Excerpts from a dataset:
━━━━
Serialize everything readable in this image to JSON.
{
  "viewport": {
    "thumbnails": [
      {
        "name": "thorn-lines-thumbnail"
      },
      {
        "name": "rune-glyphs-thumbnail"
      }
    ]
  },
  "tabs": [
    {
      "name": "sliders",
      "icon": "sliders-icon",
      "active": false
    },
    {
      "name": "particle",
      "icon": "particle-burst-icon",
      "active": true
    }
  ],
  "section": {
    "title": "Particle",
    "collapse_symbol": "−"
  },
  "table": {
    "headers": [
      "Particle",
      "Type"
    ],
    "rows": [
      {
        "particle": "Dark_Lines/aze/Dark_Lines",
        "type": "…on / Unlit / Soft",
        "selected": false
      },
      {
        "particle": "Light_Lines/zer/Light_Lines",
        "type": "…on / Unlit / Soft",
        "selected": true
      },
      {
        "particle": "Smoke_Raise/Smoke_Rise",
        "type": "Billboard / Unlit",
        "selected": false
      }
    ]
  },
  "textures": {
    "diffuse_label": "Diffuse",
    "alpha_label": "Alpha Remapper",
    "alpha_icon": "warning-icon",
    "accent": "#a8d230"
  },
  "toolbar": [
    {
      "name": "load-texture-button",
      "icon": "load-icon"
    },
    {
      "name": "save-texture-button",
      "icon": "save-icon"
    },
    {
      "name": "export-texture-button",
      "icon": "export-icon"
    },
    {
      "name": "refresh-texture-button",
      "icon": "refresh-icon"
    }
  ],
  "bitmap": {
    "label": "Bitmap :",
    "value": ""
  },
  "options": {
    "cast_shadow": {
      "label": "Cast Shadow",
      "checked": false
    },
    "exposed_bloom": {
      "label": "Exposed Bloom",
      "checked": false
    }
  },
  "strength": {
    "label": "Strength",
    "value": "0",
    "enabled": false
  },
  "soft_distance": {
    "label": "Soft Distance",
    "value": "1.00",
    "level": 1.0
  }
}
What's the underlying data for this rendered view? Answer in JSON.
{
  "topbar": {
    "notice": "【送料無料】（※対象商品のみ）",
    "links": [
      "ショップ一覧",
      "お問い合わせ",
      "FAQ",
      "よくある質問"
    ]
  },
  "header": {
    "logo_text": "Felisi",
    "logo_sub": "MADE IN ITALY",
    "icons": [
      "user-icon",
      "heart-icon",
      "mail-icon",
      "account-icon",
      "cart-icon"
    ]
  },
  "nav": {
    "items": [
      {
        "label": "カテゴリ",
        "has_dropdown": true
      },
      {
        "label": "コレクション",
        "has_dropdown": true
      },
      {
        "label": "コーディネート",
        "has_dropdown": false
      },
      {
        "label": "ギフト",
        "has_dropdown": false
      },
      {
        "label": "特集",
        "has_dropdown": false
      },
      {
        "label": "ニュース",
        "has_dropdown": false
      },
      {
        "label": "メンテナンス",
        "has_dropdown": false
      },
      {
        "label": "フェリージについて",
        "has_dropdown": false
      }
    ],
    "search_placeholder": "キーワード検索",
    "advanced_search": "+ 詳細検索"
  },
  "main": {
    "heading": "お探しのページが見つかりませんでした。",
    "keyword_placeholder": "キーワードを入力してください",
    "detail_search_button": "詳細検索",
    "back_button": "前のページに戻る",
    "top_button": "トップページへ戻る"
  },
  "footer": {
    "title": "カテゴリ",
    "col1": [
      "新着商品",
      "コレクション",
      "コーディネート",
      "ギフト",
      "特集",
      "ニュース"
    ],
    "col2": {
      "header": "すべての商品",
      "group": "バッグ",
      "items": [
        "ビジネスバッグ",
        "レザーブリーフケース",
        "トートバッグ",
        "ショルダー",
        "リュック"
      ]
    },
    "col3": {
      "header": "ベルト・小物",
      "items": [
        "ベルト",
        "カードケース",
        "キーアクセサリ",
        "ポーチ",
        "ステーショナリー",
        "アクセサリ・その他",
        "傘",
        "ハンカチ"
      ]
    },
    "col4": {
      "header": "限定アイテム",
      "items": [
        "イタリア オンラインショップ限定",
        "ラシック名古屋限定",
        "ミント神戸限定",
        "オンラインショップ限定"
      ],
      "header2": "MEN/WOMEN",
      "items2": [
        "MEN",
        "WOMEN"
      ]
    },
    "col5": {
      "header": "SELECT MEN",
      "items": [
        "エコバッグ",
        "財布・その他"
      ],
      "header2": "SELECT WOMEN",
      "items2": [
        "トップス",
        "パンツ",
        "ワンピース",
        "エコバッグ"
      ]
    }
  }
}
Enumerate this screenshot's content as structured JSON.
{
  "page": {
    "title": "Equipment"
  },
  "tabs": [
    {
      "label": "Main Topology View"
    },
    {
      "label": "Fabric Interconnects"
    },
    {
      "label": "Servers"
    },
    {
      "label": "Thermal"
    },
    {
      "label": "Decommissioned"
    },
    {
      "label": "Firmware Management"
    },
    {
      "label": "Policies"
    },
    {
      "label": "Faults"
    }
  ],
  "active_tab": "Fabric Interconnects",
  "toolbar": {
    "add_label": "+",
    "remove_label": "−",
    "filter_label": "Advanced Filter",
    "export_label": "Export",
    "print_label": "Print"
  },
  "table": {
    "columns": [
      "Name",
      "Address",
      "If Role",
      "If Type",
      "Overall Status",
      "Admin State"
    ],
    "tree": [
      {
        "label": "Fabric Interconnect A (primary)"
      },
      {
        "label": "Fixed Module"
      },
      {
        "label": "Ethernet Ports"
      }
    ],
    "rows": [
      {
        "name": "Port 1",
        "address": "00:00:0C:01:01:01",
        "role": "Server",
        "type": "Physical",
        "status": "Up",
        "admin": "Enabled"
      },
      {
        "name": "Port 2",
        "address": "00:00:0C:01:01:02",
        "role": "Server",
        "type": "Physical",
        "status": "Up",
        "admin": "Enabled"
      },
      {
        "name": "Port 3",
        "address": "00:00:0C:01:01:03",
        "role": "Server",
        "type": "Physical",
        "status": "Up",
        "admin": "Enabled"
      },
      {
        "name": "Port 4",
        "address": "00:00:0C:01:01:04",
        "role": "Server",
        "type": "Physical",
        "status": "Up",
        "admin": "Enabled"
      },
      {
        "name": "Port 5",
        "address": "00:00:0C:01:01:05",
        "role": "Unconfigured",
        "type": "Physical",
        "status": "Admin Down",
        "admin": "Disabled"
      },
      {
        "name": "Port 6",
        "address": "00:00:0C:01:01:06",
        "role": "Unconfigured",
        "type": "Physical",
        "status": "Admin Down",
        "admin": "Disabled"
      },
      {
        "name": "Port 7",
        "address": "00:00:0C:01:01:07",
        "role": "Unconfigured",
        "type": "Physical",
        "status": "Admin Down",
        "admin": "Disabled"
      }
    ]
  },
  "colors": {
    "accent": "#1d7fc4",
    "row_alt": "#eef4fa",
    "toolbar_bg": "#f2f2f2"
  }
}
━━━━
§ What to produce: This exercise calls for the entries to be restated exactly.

§ Solved exercise:
Serialize everything readable in this image to JSON.
{
  "viewport": {
    "thumbnails": [
      {
        "name": "thorn-lines-thumbnail"
      },
      {
        "name": "rune-glyphs-thumbnail"
      }
    ]
  },
  "tabs": [
    {
      "name": "sliders",
      "icon": "sliders-icon",
      "active": false
    },
    {
      "name": "particle",
      "icon": "particle-burst-icon",
      "active": true
    }
  ],
  "section": {
    "title": "Particle",
    "collapse_symbol": "−"
  },
  "table": {
    "headers": [
      "Particle",
      "Type"
    ],
    "rows": [
      {
        "particle": "Dark_Lines/aze/Dark_Lines",
        "type": "…on / Unlit / Soft",
        "selected": false
      },
      {
        "particle": "Light_Lines/zer/Light_Lines",
        "type": "…on / Unlit / Soft",
        "selected": true
      },
      {
        "particle": "Smoke_Raise/Smoke_Rise",
        "type": "Billboard / Unlit",
        "selected": false
      }
    ]
  },
  "textures": {
    "diffuse_label": "Diffuse",
    "alpha_label": "Alpha Remapper",
    "alpha_icon": "warning-icon",
    "accent": "#a8d230"
  },
  "toolbar": [
    {
      "name": "load-texture-button",
      "icon": "load-icon"
    },
    {
      "name": "save-texture-button",
      "icon": "save-icon"
    },
    {
      "name": "export-texture-button",
      "icon": "export-icon"
    },
    {
      "name": "refresh-texture-button",
      "icon": "refresh-icon"
    }
  ],
  "bitmap": {
    "label": "Bitmap :",
    "value": ""
  },
  "options": {
    "cast_shadow": {
      "label": "Cast Shadow",
      "checked": false
    },
    "exposed_bloom": {
      "label": "Exposed Bloom",
      "checked": false
    }
  },
  "strength": {
    "label": "Strength",
    "value": "0",
    "enabled": false
  },
  "soft_distance": {
    "label": "Soft Distance",
    "value": "1.00",
    "level": 1.0
  }
}
What's the underlying data for this rendered view? Answer in JSON.
{
  "topbar": {
    "notice": "【送料無料】（※対象商品のみ）",
    "links": [
      "ショップ一覧",
      "お問い合わせ",
      "FAQ",
      "よくある質問"
    ]
  },
  "header": {
    "logo_text": "Felisi",
    "logo_sub": "MADE IN ITALY",
    "icons": [
      "user-icon",
      "heart-icon",
      "mail-icon",
      "account-icon",
      "cart-icon"
    ]
  },
  "nav": {
    "items": [
      {
        "label": "カテゴリ",
        "has_dropdown": true
      },
      {
        "label": "コレクション",
        "has_dropdown": true
      },
      {
        "label": "コーディネート",
        "has_dropdown": false
      },
      {
        "label": "ギフト",
        "has_dropdown": false
      },
      {
        "label": "特集",
        "has_dropdown": false
      },
      {
        "label": "ニュース",
        "has_dropdown": false
      },
      {
        "label": "メンテナンス",
        "has_dropdown": false
      },
      {
        "label": "フェリージについて",
        "has_dropdown": false
      }
    ],
    "search_placeholder": "キーワード検索",
    "advanced_search": "+ 詳細検索"
  },
  "main": {
    "heading": "お探しのページが見つかりませんでした。",
    "keyword_placeholder": "キーワードを入力してください",
    "detail_search_button": "詳細検索",
    "back_button": "前のページに戻る",
    "top_button": "トップページへ戻る"
  },
  "footer": {
    "title": "カテゴリ",
    "col1": [
      "新着商品",
      "コレクション",
      "コーディネート",
      "ギフト",
      "特集",
      "ニュース"
    ],
    "col2": {
      "header": "すべての商品",
      "group": "バッグ",
      "items": [
        "ビジネスバッグ",
        "レザーブリーフケース",
        "トートバッグ",
        "ショルダー",
        "リュック"
      ]
    },
    "col3": {
      "header": "ベルト・小物",
      "items": [
        "ベルト",
        "カードケース",
        "キーアクセサリ",
        "ポーチ",
        "ステーショナリー",
        "アクセサリ・その他",
        "傘",
        "ハンカチ"
      ]
    },
    "col4": {
      "header": "限定アイテム",
      "items": [
        "イタリア オンラインショップ限定",
        "ラシック名古屋限定",
        "ミント神戸限定",
        "オンラインショップ限定"
      ],
      "header2": "MEN/WOMEN",
      "items2": [
        "MEN",
        "WOMEN"
      ]
    },
    "col5": {
      "header": "SELECT MEN",
      "items": [
        "エコバッグ",
        "財布・その他"
      ],
      "header2": "SELECT WOMEN",
      "items2": [
        "トップス",
        "パンツ",
        "ワンピース",
        "エコバッグ"
      ]
    }
  }
}
Enumerate this screenshot's content as structured JSON.
{
  "page": {
    "title": "Equipment"
  },
  "tabs": [
    {
      "label": "Main Topology View"
    },
    {
      "label": "Fabric Interconnects"
    },
    {
      "label": "Servers"
    },
    {
      "label": "Thermal"
    },
    {
      "label": "Decommissioned"
    },
    {
      "label": "Firmware Management"
    },
    {
      "label": "Policies"
    },
    {
      "label": "Faults"
    }
  ],
  "active_tab": "Fabric Interconnects",
  "toolbar": {
    "add_label": "+",
    "remove_label": "−",
    "filter_label": "Advanced Filter",
    "export_label": "Export",
    "print_label": "Print"
  },
  "table": {
    "columns": [
      "Name",
      "Address",
      "If Role",
      "If Type",
      "Overall Status",
      "Admin State"
    ],
    "tree": [
      {
        "label": "Fabric Interconnect A (primary)"
      },
      {
        "label": "Fixed Module"
      },
      {
        "label": "Ethernet Ports"
      }
    ],
    "rows": [
      {
        "name": "Port 1",
        "address": "00:00:0C:01:01:01",
        "role": "Server",
        "type": "Physical",
        "status": "Up",
        "admin": "Enabled"
      },
      {
        "name": "Port 2",
        "address": "00:00:0C:01:01:02",
        "role": "Server",
        "type": "Physical",
        "status": "Up",
        "admin": "Enabled"
      },
      {
        "name": "Port 3",
        "address": "00:00:0C:01:01:03",
        "role": "Server",
        "type": "Physical",
        "status": "Up",
        "admin": "Enabled"
      },
      {
        "name": "Port 4",
        "address": "00:00:0C:01:01:04",
        "role": "Server",
        "type": "Physical",
        "status": "Up",
        "admin": "Enabled"
      },
      {
        "name": "Port 5",
        "address": "00:00:0C:01:01:05",
        "role": "Unconfigured",
        "type": "Physical",
        "status": "Admin Down",
        "admin": "Disabled"
      },
      {
        "name": "Port 6",
        "address": "00:00:0C:01:01:06",
        "role": "Unconfigured",
        "type": "Physical",
        "status": "Admin Down",
        "admin": "Disabled"
      },
      {
        "name": "Port 7",
        "address": "00:00:0C:01:01:07",
        "role": "Unconfigured",
        "type": "Physical",
        "status": "Admin Down",
        "admin": "Disabled"
      }
    ]
  },
  "colors": {
    "accent": "#1d7fc4",
    "row_alt": "#eef4fa",
    "toolbar_bg": "#f2f2f2"
  }
}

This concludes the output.